[Stored data]
=======
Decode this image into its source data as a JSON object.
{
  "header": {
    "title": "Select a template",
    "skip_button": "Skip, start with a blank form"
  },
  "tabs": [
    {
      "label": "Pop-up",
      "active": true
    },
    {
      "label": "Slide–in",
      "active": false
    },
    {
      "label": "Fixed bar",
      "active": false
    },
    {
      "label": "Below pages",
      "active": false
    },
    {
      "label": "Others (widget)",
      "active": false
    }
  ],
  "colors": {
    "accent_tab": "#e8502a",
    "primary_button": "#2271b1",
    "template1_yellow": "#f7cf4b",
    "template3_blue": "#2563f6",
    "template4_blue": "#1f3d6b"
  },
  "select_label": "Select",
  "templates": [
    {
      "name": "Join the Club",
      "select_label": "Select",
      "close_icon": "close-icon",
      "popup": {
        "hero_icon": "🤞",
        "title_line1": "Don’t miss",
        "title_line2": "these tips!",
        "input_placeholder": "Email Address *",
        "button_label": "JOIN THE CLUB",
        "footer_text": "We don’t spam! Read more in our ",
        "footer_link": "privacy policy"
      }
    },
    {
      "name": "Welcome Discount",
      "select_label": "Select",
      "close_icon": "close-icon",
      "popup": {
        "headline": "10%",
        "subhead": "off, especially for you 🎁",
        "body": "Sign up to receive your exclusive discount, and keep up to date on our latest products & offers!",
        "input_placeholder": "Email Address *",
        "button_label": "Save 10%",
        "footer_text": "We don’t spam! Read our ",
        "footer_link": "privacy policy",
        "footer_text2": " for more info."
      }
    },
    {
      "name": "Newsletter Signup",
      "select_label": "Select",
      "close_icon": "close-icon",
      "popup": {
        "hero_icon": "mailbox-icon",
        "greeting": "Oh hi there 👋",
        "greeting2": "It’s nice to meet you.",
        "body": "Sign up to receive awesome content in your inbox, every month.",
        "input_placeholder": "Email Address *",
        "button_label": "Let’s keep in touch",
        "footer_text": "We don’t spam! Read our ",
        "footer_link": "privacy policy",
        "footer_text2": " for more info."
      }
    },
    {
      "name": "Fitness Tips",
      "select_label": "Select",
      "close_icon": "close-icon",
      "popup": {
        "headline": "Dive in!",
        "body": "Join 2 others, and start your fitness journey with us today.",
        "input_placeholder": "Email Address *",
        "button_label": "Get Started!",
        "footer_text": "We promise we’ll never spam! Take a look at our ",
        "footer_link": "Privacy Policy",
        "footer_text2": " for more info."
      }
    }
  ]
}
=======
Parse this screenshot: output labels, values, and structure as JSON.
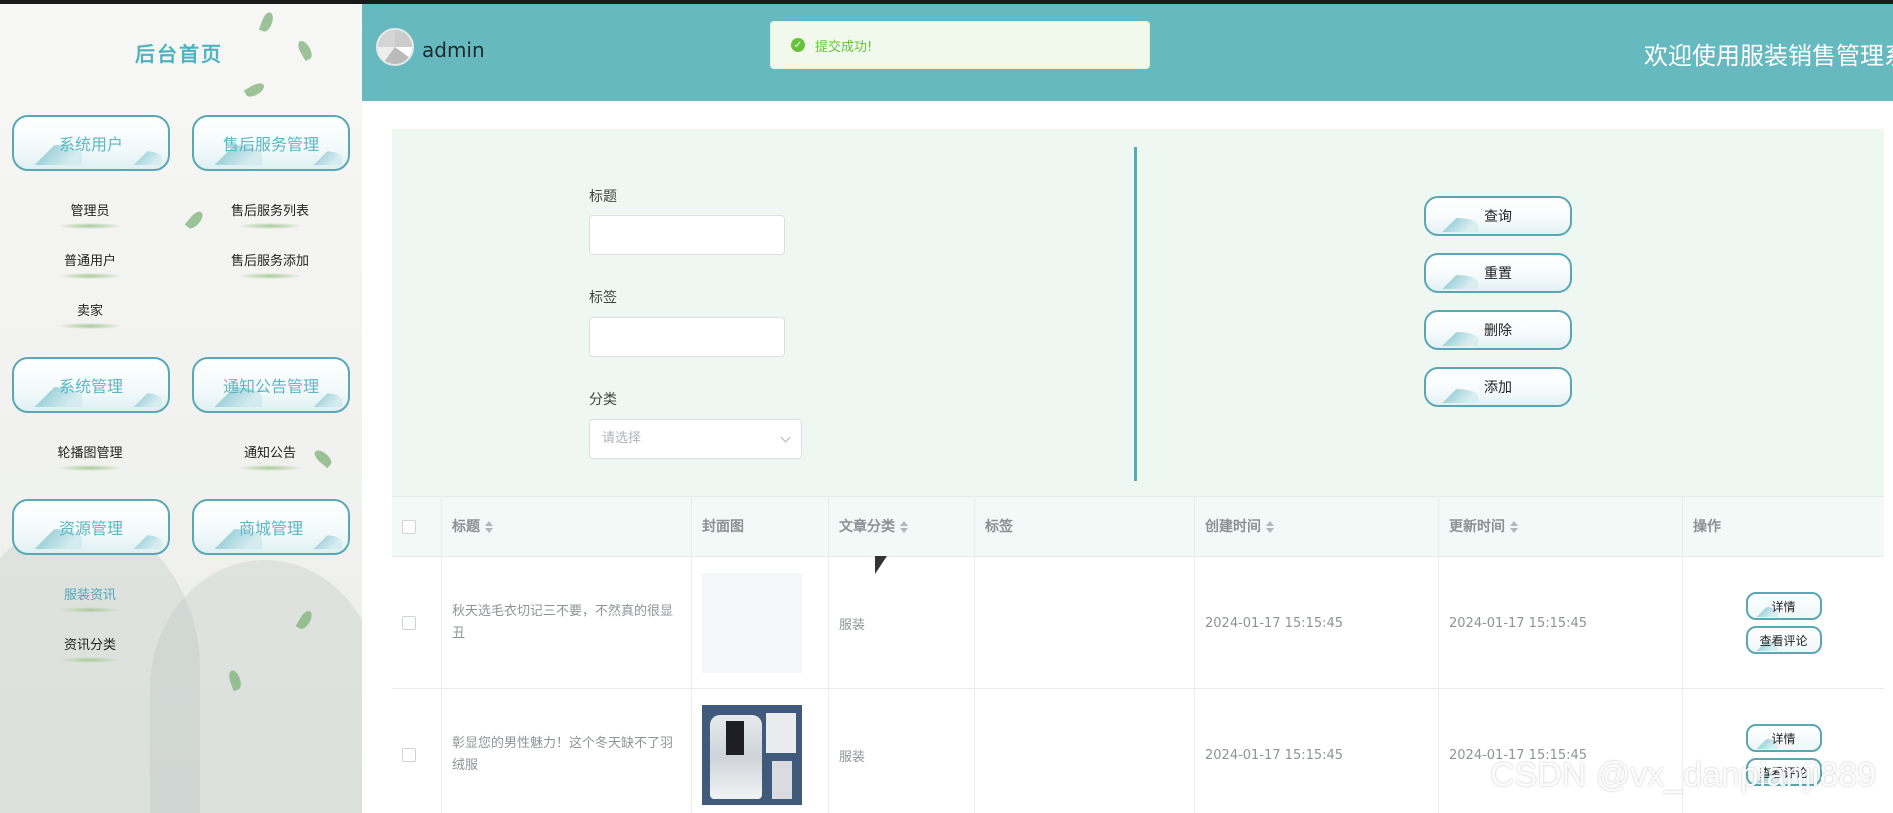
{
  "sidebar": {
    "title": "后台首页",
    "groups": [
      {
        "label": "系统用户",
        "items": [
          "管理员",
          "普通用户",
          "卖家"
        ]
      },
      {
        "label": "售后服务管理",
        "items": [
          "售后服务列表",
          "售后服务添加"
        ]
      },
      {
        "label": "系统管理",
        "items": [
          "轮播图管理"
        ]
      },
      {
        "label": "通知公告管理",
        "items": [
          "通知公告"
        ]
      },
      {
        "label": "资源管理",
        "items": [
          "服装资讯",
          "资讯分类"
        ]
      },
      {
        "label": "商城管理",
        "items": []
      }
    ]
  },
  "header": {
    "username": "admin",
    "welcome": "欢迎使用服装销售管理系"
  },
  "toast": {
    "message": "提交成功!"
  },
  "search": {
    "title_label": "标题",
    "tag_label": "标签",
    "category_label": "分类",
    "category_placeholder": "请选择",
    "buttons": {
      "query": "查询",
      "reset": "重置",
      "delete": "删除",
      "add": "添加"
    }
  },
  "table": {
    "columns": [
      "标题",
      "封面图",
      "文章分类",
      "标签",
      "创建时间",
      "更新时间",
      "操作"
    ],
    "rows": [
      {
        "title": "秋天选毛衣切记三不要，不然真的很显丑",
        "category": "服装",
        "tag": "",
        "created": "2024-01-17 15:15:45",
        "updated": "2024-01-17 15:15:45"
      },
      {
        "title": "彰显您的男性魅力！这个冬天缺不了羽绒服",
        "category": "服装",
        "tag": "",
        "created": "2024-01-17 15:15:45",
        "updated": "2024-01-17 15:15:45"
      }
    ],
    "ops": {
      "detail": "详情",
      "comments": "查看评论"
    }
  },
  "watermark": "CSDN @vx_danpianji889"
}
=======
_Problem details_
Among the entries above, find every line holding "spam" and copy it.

_Expected answer_
        "footer_text": "We don’t spam! Read more in our ",
        "footer_text": "We don’t spam! Read our ",
        "footer_text": "We don’t spam! Read our ",
        "footer_text": "We promise we’ll never spam! Take a look at our ",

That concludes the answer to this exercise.